"That turning around when I walk down the street, always feeling like I have to look behind me?" Wong says. "That's the feeling of this book."
Children ages 5 to 11 will soon be able to get a COVID-19 shot at their pediatrician’s office, local pharmacy and potentially even their school, the White House said Wednesday as it detailed plans for the expected authorization of the Pfizer shot for elementary school youngsters in a matter of weeks.
Federal regulators will meet over the next two weeks to weigh the safety and effectiveness of giving low-dose shots to the roughly 28 million children in that age group.
Within hours of formal approval, which is expected after the Food and Drug Administration signs off and a Centers for Disease Control and Prevention advisory panel meets on Nov. 2-3, millions of doses will begin going out to providers across the country, along with the smaller needles needed for injecting young children.
Within days of that, the vaccine will be ready to go into arms on a wide scale.
“We’re completing the operational planning to ensure vaccinations for kids ages 5 to 11 are available, easy and convenient,” White House COVID-19 coordinator Jeff Zients said. “We’re going to be ready, pending the FDA and CDC decision.”
Nick Rolovich will reportedly take his dismissal as Washington State football coach to court, with his lawyer alleging he was illegally fired and accusing Athletic Director Pat Chun of “discriminatory and vindictive” behavior.

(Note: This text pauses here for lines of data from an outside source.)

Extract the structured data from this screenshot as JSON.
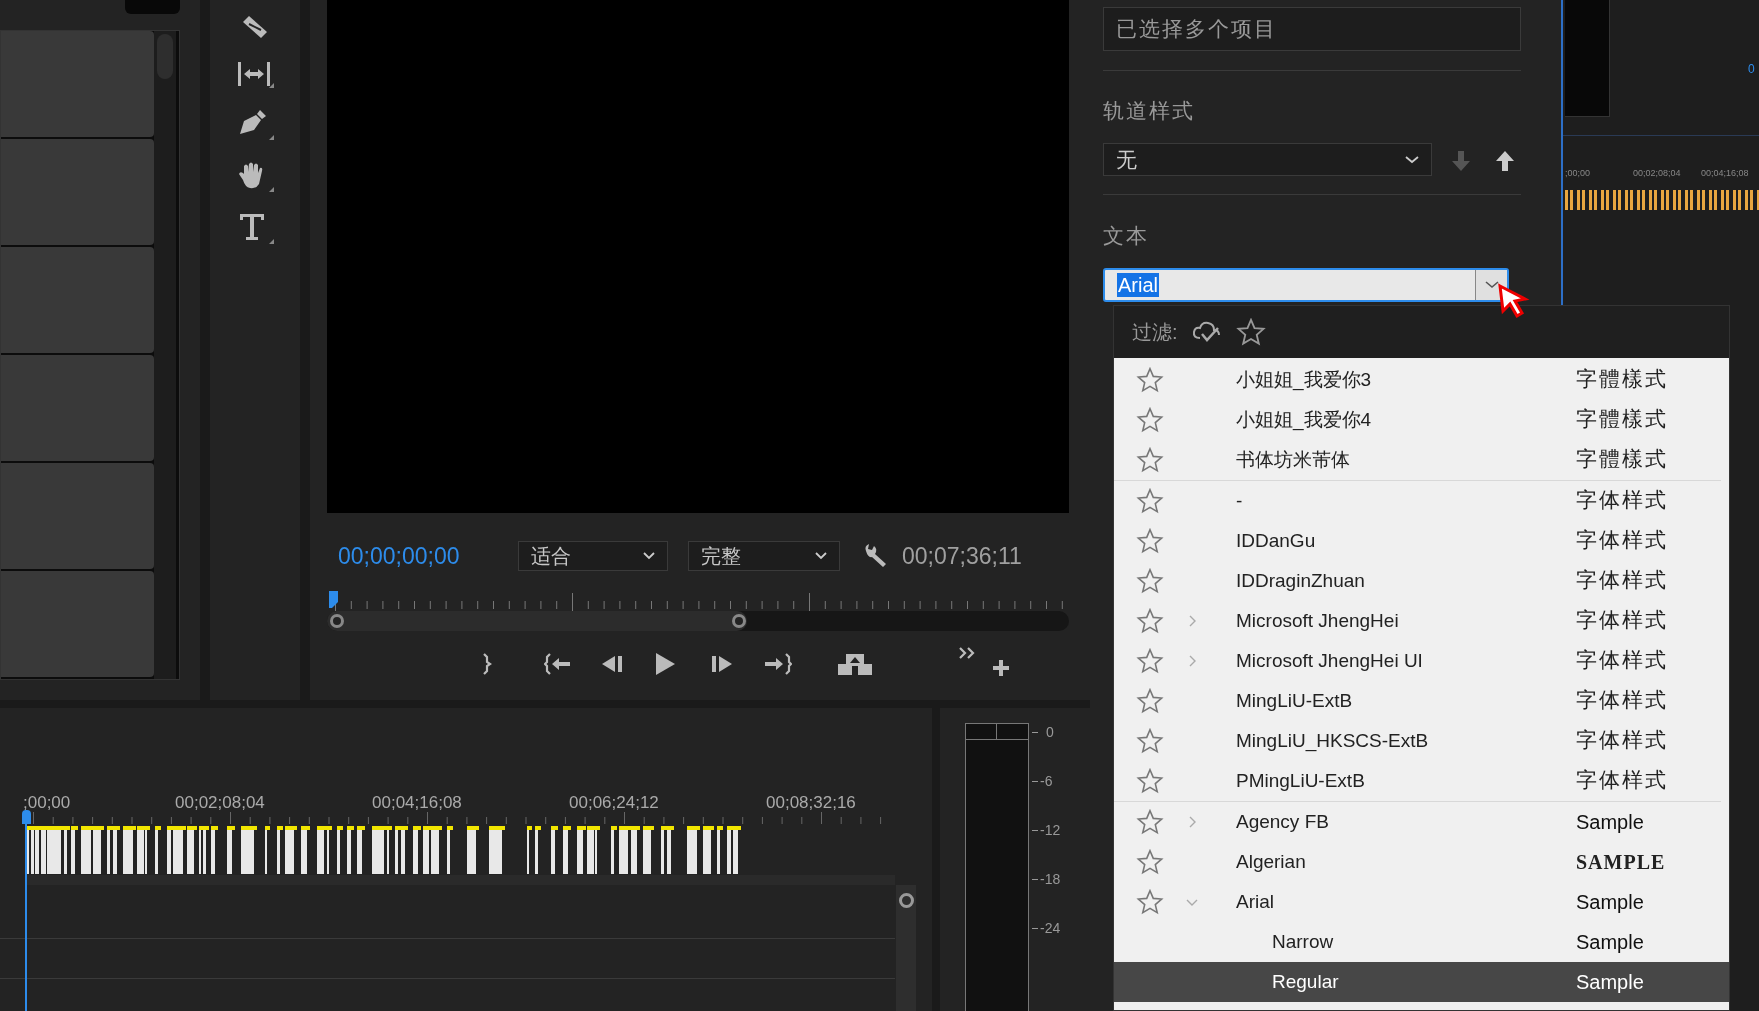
{
  "program_monitor": {
    "current_time": "00;00;00;00",
    "zoom": "适合",
    "quality": "完整",
    "duration": "00;07;36;11"
  },
  "timeline": {
    "ruler": [
      ";00;00",
      "00;02;08;04",
      "00;04;16;08",
      "00;06;24;12",
      "00;08;32;16"
    ]
  },
  "audio_meter": {
    "scale": [
      "0",
      "-6",
      "-12",
      "-18",
      "-24"
    ]
  },
  "properties": {
    "selection": "已选择多个项目",
    "track_style_label": "轨道样式",
    "track_style": "无",
    "text_label": "文本",
    "font_field": "Arial"
  },
  "font_menu": {
    "filter_label": "过滤:",
    "groups": [
      {
        "items": [
          {
            "name": "小姐姐_我爱你3",
            "sample": "字體樣式",
            "kind": "cjk"
          },
          {
            "name": "小姐姐_我爱你4",
            "sample": "字體樣式",
            "kind": "cjk"
          },
          {
            "name": "书体坊米芾体",
            "sample": "字體樣式",
            "kind": "cjk"
          }
        ]
      },
      {
        "items": [
          {
            "name": "-",
            "sample": "字体样式",
            "kind": "cjk"
          },
          {
            "name": "IDDanGu",
            "sample": "字体样式",
            "kind": "cjk"
          },
          {
            "name": "IDDraginZhuan",
            "sample": "字体样式",
            "kind": "cjk"
          },
          {
            "name": "Microsoft JhengHei",
            "sample": "字体样式",
            "kind": "cjk",
            "expanded": false
          },
          {
            "name": "Microsoft JhengHei UI",
            "sample": "字体样式",
            "kind": "cjk",
            "expanded": false
          },
          {
            "name": "MingLiU-ExtB",
            "sample": "字体样式",
            "kind": "cjk"
          },
          {
            "name": "MingLiU_HKSCS-ExtB",
            "sample": "字体样式",
            "kind": "cjk"
          },
          {
            "name": "PMingLiU-ExtB",
            "sample": "字体样式",
            "kind": "cjk"
          }
        ]
      },
      {
        "items": [
          {
            "name": "Agency FB",
            "sample": "Sample",
            "kind": "latin",
            "expanded": false
          },
          {
            "name": "Algerian",
            "sample": "SAMPLE",
            "kind": "display"
          },
          {
            "name": "Arial",
            "sample": "Sample",
            "kind": "latin",
            "expanded": true,
            "children": [
              {
                "name": "Narrow",
                "sample": "Sample",
                "kind": "latin",
                "selected": false
              },
              {
                "name": "Regular",
                "sample": "Sample",
                "kind": "latin",
                "selected": true
              }
            ]
          }
        ]
      }
    ]
  },
  "mini_timeline": {
    "ruler": [
      ";00;00",
      "00;02;08;04",
      "00;04;16;08"
    ],
    "edge_label": "0"
  }
}
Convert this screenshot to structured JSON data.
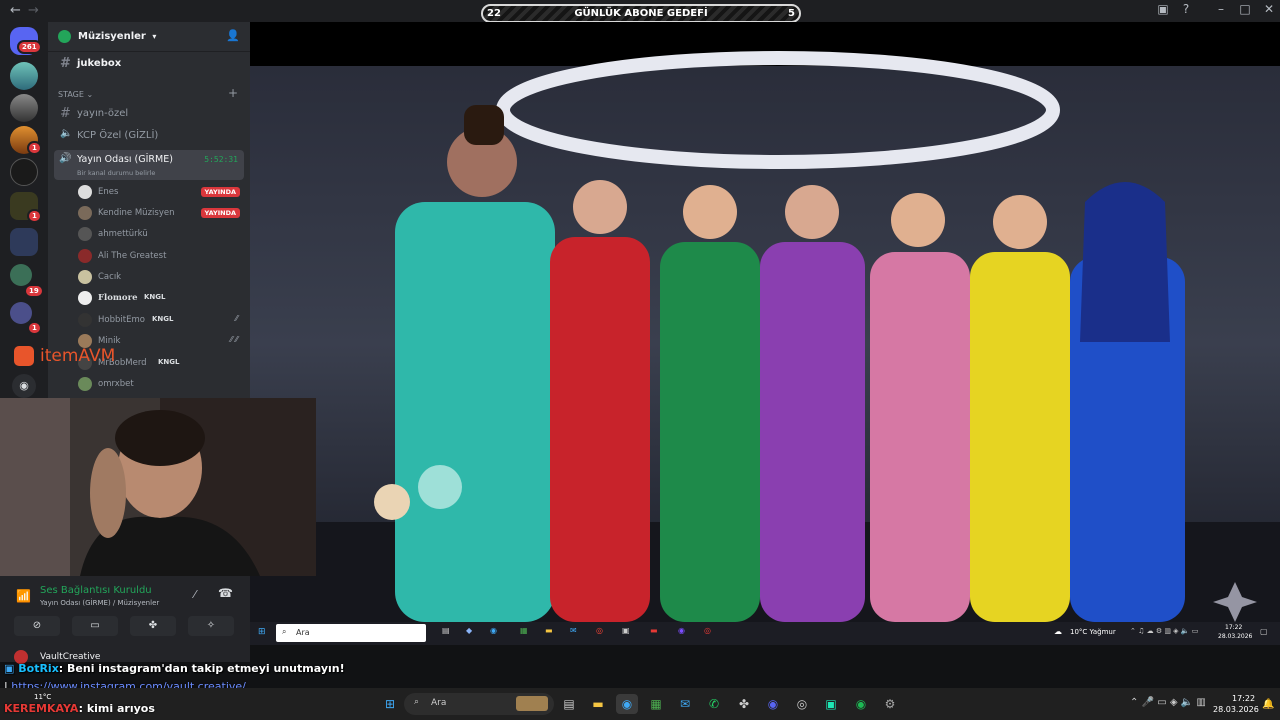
{
  "goal_bar": {
    "left": "22",
    "title": "GÜNLÜK ABONE GEDEFİ",
    "right": "5"
  },
  "servers": {
    "home_badge": "261",
    "badges": [
      "1",
      "1",
      "19",
      "1"
    ]
  },
  "server": {
    "name": "Müzisyenler"
  },
  "channels": {
    "jukebox": "jukebox",
    "stage_header": "STAGE",
    "yayin_ozel": "yayın-özel",
    "kcp": "KCP Özel (GİZLİ)",
    "voice_name": "Yayın Odası (GİRME)",
    "voice_timer": "5:52:31",
    "voice_status": "Bir kanal durumu belirle"
  },
  "members": [
    {
      "name": "Enes",
      "live": "YAYINDA"
    },
    {
      "name": "Kendine Müzisyen",
      "live": "YAYINDA"
    },
    {
      "name": "ahmettürkü"
    },
    {
      "name": "Ali The Greatest"
    },
    {
      "name": "Cacık"
    },
    {
      "name": "Flomore",
      "tag": "KNGL"
    },
    {
      "name": "HobbitEmo",
      "tag": "KNGL"
    },
    {
      "name": "Minik"
    },
    {
      "name": "MrBobMerd",
      "tag": "KNGL"
    },
    {
      "name": "omrxbet"
    }
  ],
  "sponsor": {
    "text": "itemAVM"
  },
  "voice_panel": {
    "title": "Ses Bağlantısı Kuruldu",
    "subtitle": "Yayın Odası (GİRME) / Müzisyenler",
    "user": "VaultCreative"
  },
  "inner_taskbar": {
    "search": "Ara",
    "weather": "10°C Yağmur",
    "time": "17:22",
    "date": "28.03.2026"
  },
  "chat": {
    "bot_name": "BotRix",
    "bot_msg": ": Beni instagram'dan takip etmeyi unutmayın!",
    "link": "https://www.instagram.com/vault.creative/",
    "user3": "KEREMKAYA",
    "msg3": ": kimi arıyos",
    "temp": "11°C"
  },
  "taskbar": {
    "search": "Ara",
    "time": "17:22",
    "date": "28.03.2026"
  },
  "colors": {
    "discord_bg": "#2b2d31",
    "live_red": "#da373c",
    "accent_green": "#23a55a"
  }
}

In perhaps the highest-profile case to date of a public employee being terminated because of a state’s coronavirus vaccine mandate, the school on Monday announced the dismissal of Rolovich after he had not complied with a statewide order issued by Gov. Jay Inslee in August. Rolovich, the state’s highest-paid employee at $3.2 million per year, had remained unvaccinated as the state’s Monday vaccination deadline arrived.
Rolovich had cited his religious beliefs as the reason for not being vaccinated.